Describing intended stateEngineerEngineer
Figuring out series of instructions requiredEngineerTool
Executing the series of instructionsEngineerTool
Verifying result of automationEngineerEngineer

My go-to tools to manage infrastructure are Terraform, Ansible, and Packer. Here is recommended sources to learn about above tools and practices.

On Continuous Integration / Continuous Delivery (CI/CD)

There is natural silo between development team and operation team. It stems from different incentive between development and operation. The main incentive for development team is to deliver a new feature faster. From business perspective, delivering a new feature is great to retain and attract user. Dev team member get a dopamine kick when they see the feature they are delivering is valuable to user. Ops team get their incentive by keeping the production system reliable. The chief offending for system reliability is change to production system. If this friction aren't managed properly, it creates wall of confusion between dev and ops team. Each of them complaining that other are jeopardizing their success. This imaginery wall needs to be torn down, and replaced with a bridge. Continuous Integration / Continuous Delivery (CI/CD) is a proven approach to build the bridge.

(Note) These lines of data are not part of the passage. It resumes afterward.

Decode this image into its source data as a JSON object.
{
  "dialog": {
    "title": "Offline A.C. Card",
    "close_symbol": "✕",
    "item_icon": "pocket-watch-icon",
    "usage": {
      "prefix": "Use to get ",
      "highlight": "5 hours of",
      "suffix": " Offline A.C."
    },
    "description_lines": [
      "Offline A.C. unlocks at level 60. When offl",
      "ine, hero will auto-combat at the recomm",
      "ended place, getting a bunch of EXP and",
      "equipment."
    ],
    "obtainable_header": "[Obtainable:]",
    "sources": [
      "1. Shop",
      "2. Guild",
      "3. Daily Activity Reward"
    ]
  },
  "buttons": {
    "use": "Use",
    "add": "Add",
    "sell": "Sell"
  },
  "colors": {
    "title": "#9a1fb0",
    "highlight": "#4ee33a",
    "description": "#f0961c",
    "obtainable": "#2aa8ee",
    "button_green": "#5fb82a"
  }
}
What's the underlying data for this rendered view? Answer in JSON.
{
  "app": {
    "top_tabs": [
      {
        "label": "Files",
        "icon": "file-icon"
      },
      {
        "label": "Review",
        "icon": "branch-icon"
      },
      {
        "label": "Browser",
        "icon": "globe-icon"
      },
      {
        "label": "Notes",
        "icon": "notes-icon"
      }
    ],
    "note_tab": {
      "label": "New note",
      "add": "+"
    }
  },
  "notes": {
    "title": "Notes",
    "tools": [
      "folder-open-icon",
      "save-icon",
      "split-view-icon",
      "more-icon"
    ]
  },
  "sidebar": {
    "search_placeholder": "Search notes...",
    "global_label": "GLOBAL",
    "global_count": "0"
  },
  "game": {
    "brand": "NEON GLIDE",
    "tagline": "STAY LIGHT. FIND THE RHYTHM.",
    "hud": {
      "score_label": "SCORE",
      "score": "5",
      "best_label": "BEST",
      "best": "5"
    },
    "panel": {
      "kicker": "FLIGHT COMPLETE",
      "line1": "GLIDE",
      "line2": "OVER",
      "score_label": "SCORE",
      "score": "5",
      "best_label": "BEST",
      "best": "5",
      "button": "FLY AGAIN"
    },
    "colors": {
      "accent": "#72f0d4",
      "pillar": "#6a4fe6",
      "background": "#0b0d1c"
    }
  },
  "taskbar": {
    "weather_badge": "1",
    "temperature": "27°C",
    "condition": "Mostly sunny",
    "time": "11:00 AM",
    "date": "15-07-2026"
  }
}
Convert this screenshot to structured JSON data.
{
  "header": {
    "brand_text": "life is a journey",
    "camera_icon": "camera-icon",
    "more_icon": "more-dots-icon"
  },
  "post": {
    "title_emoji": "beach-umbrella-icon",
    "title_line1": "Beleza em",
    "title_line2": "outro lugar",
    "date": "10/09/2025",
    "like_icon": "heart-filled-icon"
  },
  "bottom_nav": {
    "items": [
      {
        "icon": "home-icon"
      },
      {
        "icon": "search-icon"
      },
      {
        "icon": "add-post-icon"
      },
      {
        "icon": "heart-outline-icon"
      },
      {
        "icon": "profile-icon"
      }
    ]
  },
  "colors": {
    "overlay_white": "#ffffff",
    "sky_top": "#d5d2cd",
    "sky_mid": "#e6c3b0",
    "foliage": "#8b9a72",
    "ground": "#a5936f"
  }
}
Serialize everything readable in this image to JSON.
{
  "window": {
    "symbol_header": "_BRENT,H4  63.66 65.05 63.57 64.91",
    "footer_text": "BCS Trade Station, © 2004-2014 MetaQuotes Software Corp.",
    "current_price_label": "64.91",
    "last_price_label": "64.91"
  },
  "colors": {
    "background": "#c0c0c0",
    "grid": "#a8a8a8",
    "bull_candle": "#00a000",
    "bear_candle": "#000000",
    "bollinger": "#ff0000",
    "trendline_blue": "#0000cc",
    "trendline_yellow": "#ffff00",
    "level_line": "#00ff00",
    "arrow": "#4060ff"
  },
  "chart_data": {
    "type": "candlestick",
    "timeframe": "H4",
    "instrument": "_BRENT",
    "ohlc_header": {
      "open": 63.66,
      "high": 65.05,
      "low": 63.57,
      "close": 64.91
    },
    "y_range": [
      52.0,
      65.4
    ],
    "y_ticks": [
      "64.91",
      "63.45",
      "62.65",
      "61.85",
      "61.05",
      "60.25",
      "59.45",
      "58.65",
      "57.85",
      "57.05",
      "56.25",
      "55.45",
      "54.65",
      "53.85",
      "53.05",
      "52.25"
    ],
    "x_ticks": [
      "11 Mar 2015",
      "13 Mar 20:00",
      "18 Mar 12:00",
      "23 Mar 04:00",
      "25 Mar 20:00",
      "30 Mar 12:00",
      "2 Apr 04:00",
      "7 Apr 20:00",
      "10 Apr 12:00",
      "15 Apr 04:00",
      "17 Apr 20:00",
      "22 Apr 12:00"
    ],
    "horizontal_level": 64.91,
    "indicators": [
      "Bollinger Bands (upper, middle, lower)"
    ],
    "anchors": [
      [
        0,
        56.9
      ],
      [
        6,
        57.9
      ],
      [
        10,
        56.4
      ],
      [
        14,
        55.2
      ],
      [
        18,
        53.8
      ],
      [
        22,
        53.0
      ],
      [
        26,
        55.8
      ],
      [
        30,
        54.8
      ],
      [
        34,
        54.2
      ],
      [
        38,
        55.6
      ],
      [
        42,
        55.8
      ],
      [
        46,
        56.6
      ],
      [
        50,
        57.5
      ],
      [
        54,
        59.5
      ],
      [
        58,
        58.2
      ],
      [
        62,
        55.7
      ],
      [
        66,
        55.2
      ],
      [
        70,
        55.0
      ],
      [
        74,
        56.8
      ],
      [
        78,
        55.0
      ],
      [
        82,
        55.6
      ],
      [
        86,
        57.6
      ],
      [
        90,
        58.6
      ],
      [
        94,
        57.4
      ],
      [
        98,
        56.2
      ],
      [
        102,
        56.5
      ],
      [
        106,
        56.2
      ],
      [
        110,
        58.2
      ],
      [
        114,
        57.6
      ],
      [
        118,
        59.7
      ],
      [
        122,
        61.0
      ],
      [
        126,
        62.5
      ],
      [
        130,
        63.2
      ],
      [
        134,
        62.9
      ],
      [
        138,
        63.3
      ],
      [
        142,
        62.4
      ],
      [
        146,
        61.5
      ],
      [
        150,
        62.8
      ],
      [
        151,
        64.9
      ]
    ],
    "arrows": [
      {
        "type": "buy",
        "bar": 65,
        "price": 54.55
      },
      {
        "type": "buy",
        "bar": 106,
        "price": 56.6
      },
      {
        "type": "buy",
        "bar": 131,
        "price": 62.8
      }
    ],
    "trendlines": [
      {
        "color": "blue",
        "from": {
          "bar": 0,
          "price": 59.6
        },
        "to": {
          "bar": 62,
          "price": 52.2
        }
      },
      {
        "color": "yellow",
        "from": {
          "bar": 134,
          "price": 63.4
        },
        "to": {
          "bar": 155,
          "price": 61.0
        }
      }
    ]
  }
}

Here is some resources to learn more about CI/CD

I have extensive experience building a CI/CD platform used for company wide. I built the platform using Jenkins 2 with declarative pipeline, containerized the build process using docker, and use Jenkins distributed build to scale the build to multiple VM in different cloud. Distributed built is a must if you build a platform used by many engineers. In my experience, there are two hardest challenges to create a CI/CD platform for a company wide. The second hardest challenge was to scale the system in the event of unpredictable build load while keeping the infrastructure cost efficient. The hardest challenge is to meet engineers needs of reliable build and deployment system, fast build time, and evolving future technology needs.

On DevOps

DevOps is a term that nobody knows what it really means anymore. Some organizations have it as a role. Some vendors are selling solution to DevOps problem that you may or may not have. Some institutions are selling DevOps certification for somebody who need attestation that they are doing DevOps. Some company riding the DevOps wide as a marketing gimmick. Everybody has their own definition and take on DevOps.

My take on DevOps is it's a philosophy to tear down imaginary wall separating development and ops team. Both team are working to deliver business value to user. I like to keep DevOps as philosophy because it's useful as guidance in decision making. Principles help justify the practices we commit, the process we employ, and the tooling we choose.

Here is the 3 frameworks that see DevOps as principles: